This Seemingly Solid Testimony had the Potential to Wrap Things Up
It would appear that the chances of charging Austin were slipping away. However, the testimony of Jason Autry cracked matters wide open once more. Autry shared Austin’s precarious position with the law as he, too, had been charged with involvement in her kidnapping, rape, and murder. However, he gave the impression that he was prepared to play the role of belated tattle-tale and clear the cobwebs of mystery that had aggravated the county for years. The prize for his cooperation was the chance of a lesser sentence.
Then just dead silence for just a second”.
Oddly enough, Autry received accolades for his performance in the courtroom. “His testimony was some of the most credible, persuasive testimony I’ve ever heard given in a courtroom,” the judge is reported to have remarked during his sentencing.
This seemingly solid testimony had the potential to wrap things up. It wasn’t to be. Confusion ensued when Clint Bobo, the only one who saw the camouflage man who’d escorted Holly Bobo into the woods, claimed that neither Adams nor Autry resembled the mysterious kidnapper. The situation continued to escalate when Karen Bobo fainted while on the stand. She was tended to by medical personnel and recovered sufficiently to complete her testimony.
Justice At Last for Holly Bobo
The complications surrounding Bobo’s investigation were nearly as dense as the woods she’d disappeared into. At last, verdicts were announced in regard to all suspects.
Autry was given eight years in state prison.
Shayne Austin was initially rewarded for assisting the police in the investigation and given complete protection. However, things went South when the authorities found reason to believe he was holding out on them, and the previous leniency was revoked. He allegedly killed himself in February 2015.
The testimony of Dylan Adams served as the final nail in Zachary’s coffin–his proverbial one, anyway, considering he dodged the death penalty.

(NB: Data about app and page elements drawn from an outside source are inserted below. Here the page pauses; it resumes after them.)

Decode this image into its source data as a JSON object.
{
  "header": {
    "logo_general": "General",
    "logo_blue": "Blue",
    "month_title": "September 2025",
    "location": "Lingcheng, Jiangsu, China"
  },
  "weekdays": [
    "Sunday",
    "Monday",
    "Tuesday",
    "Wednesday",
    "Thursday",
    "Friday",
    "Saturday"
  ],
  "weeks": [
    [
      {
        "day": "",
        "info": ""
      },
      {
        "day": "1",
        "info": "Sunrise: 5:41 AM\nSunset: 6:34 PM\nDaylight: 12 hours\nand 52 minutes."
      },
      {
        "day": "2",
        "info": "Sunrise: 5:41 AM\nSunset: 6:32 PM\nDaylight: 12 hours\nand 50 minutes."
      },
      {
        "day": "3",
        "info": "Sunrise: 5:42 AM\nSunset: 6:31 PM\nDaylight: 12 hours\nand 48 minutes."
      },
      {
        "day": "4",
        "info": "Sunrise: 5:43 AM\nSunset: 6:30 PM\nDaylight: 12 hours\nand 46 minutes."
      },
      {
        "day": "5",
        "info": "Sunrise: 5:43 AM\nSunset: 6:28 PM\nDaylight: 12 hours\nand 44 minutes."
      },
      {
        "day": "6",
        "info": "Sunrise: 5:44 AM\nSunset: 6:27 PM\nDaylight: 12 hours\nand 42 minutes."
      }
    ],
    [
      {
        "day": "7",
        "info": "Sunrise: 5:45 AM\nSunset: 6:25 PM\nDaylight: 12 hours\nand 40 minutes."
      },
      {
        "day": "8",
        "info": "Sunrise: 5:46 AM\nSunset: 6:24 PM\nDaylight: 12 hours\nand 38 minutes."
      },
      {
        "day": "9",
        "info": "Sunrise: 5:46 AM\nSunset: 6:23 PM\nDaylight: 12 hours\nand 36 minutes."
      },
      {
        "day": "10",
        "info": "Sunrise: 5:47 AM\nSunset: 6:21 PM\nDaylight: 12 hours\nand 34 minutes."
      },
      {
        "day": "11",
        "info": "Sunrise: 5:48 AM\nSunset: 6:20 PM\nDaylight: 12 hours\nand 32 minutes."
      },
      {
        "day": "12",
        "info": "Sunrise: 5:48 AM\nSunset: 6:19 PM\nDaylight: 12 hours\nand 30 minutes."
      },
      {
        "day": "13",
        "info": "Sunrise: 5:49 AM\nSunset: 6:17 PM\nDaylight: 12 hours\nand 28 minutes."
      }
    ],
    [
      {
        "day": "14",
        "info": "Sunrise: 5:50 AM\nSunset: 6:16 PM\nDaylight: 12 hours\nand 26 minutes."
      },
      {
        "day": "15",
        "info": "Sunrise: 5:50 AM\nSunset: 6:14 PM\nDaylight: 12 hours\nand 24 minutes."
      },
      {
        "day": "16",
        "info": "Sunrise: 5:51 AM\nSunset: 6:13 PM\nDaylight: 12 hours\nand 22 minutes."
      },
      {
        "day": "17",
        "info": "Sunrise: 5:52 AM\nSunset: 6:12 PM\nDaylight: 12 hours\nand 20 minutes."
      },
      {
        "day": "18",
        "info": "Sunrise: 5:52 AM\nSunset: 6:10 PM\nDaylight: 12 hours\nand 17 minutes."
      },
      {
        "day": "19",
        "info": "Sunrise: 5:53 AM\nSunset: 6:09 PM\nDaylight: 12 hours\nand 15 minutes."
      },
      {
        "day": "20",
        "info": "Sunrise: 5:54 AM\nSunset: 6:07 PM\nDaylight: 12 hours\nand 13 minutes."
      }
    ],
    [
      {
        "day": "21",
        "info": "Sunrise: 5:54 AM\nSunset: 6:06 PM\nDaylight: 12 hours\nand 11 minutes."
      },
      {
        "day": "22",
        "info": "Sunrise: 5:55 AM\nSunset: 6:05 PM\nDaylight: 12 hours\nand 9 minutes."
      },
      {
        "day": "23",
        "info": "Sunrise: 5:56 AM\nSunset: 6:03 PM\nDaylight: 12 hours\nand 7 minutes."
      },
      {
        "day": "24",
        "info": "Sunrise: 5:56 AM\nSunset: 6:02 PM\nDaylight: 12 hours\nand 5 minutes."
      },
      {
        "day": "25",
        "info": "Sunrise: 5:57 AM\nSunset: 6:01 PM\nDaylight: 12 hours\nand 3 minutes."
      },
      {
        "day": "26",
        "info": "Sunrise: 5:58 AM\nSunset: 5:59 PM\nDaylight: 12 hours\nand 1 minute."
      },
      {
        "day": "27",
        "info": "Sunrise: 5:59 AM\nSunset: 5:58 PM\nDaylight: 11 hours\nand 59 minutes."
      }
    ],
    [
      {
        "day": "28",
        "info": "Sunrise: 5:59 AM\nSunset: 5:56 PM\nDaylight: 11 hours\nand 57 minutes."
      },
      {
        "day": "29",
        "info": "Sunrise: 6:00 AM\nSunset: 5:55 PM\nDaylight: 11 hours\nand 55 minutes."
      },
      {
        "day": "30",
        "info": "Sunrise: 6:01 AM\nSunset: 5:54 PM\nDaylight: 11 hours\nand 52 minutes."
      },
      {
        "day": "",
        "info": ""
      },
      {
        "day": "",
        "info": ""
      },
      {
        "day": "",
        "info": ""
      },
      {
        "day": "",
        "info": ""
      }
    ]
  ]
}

Zach and Dylan Adams’ mother, Cindy, explained that she received Dylan’s shocking and altogether self-condemning phone call. “‘Mom, I got something to tell you. I know that you’re not going to believe me, and I’m just so ashamed to even tell you, but Holly was at Zach’s house that day'”.
Cindy Adams explained that her son suffered from learning difficulties. Complications due to his disability were the reason he’d become entangled in the murder. Regardless, Dylan Adams was charged with rape, kidnapping, and murder alongside his brother.
Confusing as the proceedings had been, justice was finally executed for Holly Bobo, providing her family with a semblance of peace. Still, all the convictions in the world would not bring their precious daughter back.
During her interview with ABC News, Karen Bobo relayed her desire to feel her daughter’s hand in her own. Though Bobo’s mother demonstrated composure during the conversation, heartbreaking footage of her distress amidst the tireless search of the woods and her touching testimony of the closeness she shared with her daughter speak to a mother’s sorrow.
Holly Bobo’s untimely death could never be reversed. However, the mystery shrouding her disappearance could. And it was.